• [DESCRIPTION OF THE TASK]:
Each entry in the block below needs to be copied out exactly.

(Entries from a dataset of interfaces)
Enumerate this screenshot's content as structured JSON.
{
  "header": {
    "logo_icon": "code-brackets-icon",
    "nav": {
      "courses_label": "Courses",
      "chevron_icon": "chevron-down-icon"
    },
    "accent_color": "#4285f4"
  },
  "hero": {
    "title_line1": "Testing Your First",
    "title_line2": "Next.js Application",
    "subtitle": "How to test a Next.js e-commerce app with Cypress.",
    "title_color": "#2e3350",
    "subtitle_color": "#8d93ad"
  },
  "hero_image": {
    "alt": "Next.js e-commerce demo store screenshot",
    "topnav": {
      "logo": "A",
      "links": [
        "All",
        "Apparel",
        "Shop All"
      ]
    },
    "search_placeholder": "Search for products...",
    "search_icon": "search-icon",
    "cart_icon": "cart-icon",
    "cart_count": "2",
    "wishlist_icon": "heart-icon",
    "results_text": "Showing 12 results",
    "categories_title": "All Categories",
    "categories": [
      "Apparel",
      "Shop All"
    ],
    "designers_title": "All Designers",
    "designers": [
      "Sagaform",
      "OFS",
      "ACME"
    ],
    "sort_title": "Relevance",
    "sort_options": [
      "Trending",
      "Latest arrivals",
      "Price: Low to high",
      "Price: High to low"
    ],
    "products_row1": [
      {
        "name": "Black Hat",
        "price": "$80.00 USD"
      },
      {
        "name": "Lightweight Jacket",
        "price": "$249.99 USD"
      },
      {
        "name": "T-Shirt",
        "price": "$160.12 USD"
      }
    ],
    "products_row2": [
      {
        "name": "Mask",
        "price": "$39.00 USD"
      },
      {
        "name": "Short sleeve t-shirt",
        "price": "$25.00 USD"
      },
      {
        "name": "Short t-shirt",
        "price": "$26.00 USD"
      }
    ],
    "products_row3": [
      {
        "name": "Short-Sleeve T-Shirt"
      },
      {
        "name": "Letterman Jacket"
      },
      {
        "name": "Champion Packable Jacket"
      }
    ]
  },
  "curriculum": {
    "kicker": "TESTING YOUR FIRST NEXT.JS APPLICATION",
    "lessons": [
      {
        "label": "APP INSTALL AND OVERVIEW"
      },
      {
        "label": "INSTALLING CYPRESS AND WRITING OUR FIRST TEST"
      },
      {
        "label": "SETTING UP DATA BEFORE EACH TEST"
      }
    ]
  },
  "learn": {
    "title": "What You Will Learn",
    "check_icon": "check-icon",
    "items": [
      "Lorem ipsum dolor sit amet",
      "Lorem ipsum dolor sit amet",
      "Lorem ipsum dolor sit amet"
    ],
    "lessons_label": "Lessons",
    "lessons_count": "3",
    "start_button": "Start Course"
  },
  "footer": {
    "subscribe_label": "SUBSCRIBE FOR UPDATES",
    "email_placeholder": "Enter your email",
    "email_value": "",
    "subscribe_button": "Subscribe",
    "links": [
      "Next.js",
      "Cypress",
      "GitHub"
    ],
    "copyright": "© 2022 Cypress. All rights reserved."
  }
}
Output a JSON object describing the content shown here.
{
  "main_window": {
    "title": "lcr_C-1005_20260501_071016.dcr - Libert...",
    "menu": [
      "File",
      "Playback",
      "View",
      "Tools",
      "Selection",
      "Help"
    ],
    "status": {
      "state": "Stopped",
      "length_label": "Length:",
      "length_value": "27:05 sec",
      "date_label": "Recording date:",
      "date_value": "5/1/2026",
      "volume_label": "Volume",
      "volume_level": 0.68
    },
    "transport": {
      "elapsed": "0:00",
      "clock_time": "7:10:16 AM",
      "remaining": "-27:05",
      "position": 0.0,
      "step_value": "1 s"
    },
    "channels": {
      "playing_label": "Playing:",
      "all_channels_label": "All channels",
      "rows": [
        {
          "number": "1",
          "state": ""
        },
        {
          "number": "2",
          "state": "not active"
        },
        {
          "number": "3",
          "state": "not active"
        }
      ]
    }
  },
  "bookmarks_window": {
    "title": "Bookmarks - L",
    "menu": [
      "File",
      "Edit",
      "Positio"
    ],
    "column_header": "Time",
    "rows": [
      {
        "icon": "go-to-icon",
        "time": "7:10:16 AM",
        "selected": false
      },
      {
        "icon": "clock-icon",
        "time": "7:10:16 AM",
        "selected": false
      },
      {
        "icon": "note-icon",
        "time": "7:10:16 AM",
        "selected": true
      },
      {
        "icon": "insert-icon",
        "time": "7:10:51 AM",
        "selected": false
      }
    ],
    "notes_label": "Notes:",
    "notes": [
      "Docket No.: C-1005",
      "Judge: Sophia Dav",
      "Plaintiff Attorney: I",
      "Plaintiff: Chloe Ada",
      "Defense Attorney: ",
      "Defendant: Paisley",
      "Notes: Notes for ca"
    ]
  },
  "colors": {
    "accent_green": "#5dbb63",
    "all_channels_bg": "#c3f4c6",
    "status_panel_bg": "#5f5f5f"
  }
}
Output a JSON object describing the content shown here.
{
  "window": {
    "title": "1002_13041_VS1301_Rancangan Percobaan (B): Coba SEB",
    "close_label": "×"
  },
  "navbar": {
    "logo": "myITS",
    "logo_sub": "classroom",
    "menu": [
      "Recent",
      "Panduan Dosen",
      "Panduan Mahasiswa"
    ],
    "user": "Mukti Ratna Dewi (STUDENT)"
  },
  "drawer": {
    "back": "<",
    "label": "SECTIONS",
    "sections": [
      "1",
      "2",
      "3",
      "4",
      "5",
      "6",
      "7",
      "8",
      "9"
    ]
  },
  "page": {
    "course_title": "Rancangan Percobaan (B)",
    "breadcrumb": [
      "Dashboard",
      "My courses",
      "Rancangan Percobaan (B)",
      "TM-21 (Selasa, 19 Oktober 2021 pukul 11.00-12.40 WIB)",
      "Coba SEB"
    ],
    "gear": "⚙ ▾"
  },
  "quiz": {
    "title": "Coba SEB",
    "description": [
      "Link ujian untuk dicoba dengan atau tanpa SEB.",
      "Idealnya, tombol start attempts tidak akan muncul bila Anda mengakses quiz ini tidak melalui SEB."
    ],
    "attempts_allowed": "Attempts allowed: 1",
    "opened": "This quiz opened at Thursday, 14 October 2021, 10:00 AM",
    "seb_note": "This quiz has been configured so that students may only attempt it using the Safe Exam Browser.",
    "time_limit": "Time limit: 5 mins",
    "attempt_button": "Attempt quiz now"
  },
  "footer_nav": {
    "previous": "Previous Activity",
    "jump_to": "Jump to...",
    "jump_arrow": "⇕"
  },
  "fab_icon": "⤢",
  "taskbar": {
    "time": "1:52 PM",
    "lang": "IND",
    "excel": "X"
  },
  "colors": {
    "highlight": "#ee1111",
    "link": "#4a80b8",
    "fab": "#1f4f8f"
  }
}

• [SOLUTION TO THE PROBLEM]:
Enumerate this screenshot's content as structured JSON.
{
  "header": {
    "logo_icon": "code-brackets-icon",
    "nav": {
      "courses_label": "Courses",
      "chevron_icon": "chevron-down-icon"
    },
    "accent_color": "#4285f4"
  },
  "hero": {
    "title_line1": "Testing Your First",
    "title_line2": "Next.js Application",
    "subtitle": "How to test a Next.js e-commerce app with Cypress.",
    "title_color": "#2e3350",
    "subtitle_color": "#8d93ad"
  },
  "hero_image": {
    "alt": "Next.js e-commerce demo store screenshot",
    "topnav": {
      "logo": "A",
      "links": [
        "All",
        "Apparel",
        "Shop All"
      ]
    },
    "search_placeholder": "Search for products...",
    "search_icon": "search-icon",
    "cart_icon": "cart-icon",
    "cart_count": "2",
    "wishlist_icon": "heart-icon",
    "results_text": "Showing 12 results",
    "categories_title": "All Categories",
    "categories": [
      "Apparel",
      "Shop All"
    ],
    "designers_title": "All Designers",
    "designers": [
      "Sagaform",
      "OFS",
      "ACME"
    ],
    "sort_title": "Relevance",
    "sort_options": [
      "Trending",
      "Latest arrivals",
      "Price: Low to high",
      "Price: High to low"
    ],
    "products_row1": [
      {
        "name": "Black Hat",
        "price": "$80.00 USD"
      },
      {
        "name": "Lightweight Jacket",
        "price": "$249.99 USD"
      },
      {
        "name": "T-Shirt",
        "price": "$160.12 USD"
      }
    ],
    "products_row2": [
      {
        "name": "Mask",
        "price": "$39.00 USD"
      },
      {
        "name": "Short sleeve t-shirt",
        "price": "$25.00 USD"
      },
      {
        "name": "Short t-shirt",
        "price": "$26.00 USD"
      }
    ],
    "products_row3": [
      {
        "name": "Short-Sleeve T-Shirt"
      },
      {
        "name": "Letterman Jacket"
      },
      {
        "name": "Champion Packable Jacket"
      }
    ]
  },
  "curriculum": {
    "kicker": "TESTING YOUR FIRST NEXT.JS APPLICATION",
    "lessons": [
      {
        "label": "APP INSTALL AND OVERVIEW"
      },
      {
        "label": "INSTALLING CYPRESS AND WRITING OUR FIRST TEST"
      },
      {
        "label": "SETTING UP DATA BEFORE EACH TEST"
      }
    ]
  },
  "learn": {
    "title": "What You Will Learn",
    "check_icon": "check-icon",
    "items": [
      "Lorem ipsum dolor sit amet",
      "Lorem ipsum dolor sit amet",
      "Lorem ipsum dolor sit amet"
    ],
    "lessons_label": "Lessons",
    "lessons_count": "3",
    "start_button": "Start Course"
  },
  "footer": {
    "subscribe_label": "SUBSCRIBE FOR UPDATES",
    "email_placeholder": "Enter your email",
    "email_value": "",
    "subscribe_button": "Subscribe",
    "links": [
      "Next.js",
      "Cypress",
      "GitHub"
    ],
    "copyright": "© 2022 Cypress. All rights reserved."
  }
}
Output a JSON object describing the content shown here.
{
  "main_window": {
    "title": "lcr_C-1005_20260501_071016.dcr - Libert...",
    "menu": [
      "File",
      "Playback",
      "View",
      "Tools",
      "Selection",
      "Help"
    ],
    "status": {
      "state": "Stopped",
      "length_label": "Length:",
      "length_value": "27:05 sec",
      "date_label": "Recording date:",
      "date_value": "5/1/2026",
      "volume_label": "Volume",
      "volume_level": 0.68
    },
    "transport": {
      "elapsed": "0:00",
      "clock_time": "7:10:16 AM",
      "remaining": "-27:05",
      "position": 0.0,
      "step_value": "1 s"
    },
    "channels": {
      "playing_label": "Playing:",
      "all_channels_label": "All channels",
      "rows": [
        {
          "number": "1",
          "state": ""
        },
        {
          "number": "2",
          "state": "not active"
        },
        {
          "number": "3",
          "state": "not active"
        }
      ]
    }
  },
  "bookmarks_window": {
    "title": "Bookmarks - L",
    "menu": [
      "File",
      "Edit",
      "Positio"
    ],
    "column_header": "Time",
    "rows": [
      {
        "icon": "go-to-icon",
        "time": "7:10:16 AM",
        "selected": false
      },
      {
        "icon": "clock-icon",
        "time": "7:10:16 AM",
        "selected": false
      },
      {
        "icon": "note-icon",
        "time": "7:10:16 AM",
        "selected": true
      },
      {
        "icon": "insert-icon",
        "time": "7:10:51 AM",
        "selected": false
      }
    ],
    "notes_label": "Notes:",
    "notes": [
      "Docket No.: C-1005",
      "Judge: Sophia Dav",
      "Plaintiff Attorney: I",
      "Plaintiff: Chloe Ada",
      "Defense Attorney: ",
      "Defendant: Paisley",
      "Notes: Notes for ca"
    ]
  },
  "colors": {
    "accent_green": "#5dbb63",
    "all_channels_bg": "#c3f4c6",
    "status_panel_bg": "#5f5f5f"
  }
}
Output a JSON object describing the content shown here.
{
  "window": {
    "title": "1002_13041_VS1301_Rancangan Percobaan (B): Coba SEB",
    "close_label": "×"
  },
  "navbar": {
    "logo": "myITS",
    "logo_sub": "classroom",
    "menu": [
      "Recent",
      "Panduan Dosen",
      "Panduan Mahasiswa"
    ],
    "user": "Mukti Ratna Dewi (STUDENT)"
  },
  "drawer": {
    "back": "<",
    "label": "SECTIONS",
    "sections": [
      "1",
      "2",
      "3",
      "4",
      "5",
      "6",
      "7",
      "8",
      "9"
    ]
  },
  "page": {
    "course_title": "Rancangan Percobaan (B)",
    "breadcrumb": [
      "Dashboard",
      "My courses",
      "Rancangan Percobaan (B)",
      "TM-21 (Selasa, 19 Oktober 2021 pukul 11.00-12.40 WIB)",
      "Coba SEB"
    ],
    "gear": "⚙ ▾"
  },
  "quiz": {
    "title": "Coba SEB",
    "description": [
      "Link ujian untuk dicoba dengan atau tanpa SEB.",
      "Idealnya, tombol start attempts tidak akan muncul bila Anda mengakses quiz ini tidak melalui SEB."
    ],
    "attempts_allowed": "Attempts allowed: 1",
    "opened": "This quiz opened at Thursday, 14 October 2021, 10:00 AM",
    "seb_note": "This quiz has been configured so that students may only attempt it using the Safe Exam Browser.",
    "time_limit": "Time limit: 5 mins",
    "attempt_button": "Attempt quiz now"
  },
  "footer_nav": {
    "previous": "Previous Activity",
    "jump_to": "Jump to...",
    "jump_arrow": "⇕"
  },
  "fab_icon": "⤢",
  "taskbar": {
    "time": "1:52 PM",
    "lang": "IND",
    "excel": "X"
  },
  "colors": {
    "highlight": "#ee1111",
    "link": "#4a80b8",
    "fab": "#1f4f8f"
  }
}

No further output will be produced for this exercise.